Work item. State how many lines in the listing below include the string "unit". The answer is the number alone.

Entries supplied.
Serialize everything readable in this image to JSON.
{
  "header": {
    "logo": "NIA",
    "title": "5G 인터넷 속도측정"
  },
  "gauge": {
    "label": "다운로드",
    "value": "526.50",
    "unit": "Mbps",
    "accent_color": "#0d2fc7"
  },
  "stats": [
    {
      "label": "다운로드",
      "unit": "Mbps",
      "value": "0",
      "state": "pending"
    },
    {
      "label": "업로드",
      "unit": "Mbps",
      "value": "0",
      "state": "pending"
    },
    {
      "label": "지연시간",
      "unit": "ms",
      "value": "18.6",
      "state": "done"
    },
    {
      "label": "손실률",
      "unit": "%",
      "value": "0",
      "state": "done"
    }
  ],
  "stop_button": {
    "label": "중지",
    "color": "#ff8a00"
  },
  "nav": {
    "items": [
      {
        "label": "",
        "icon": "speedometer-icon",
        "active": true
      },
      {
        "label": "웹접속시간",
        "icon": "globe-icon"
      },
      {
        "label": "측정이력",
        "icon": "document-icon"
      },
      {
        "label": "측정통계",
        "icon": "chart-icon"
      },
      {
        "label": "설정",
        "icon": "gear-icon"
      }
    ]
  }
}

Written solution. 5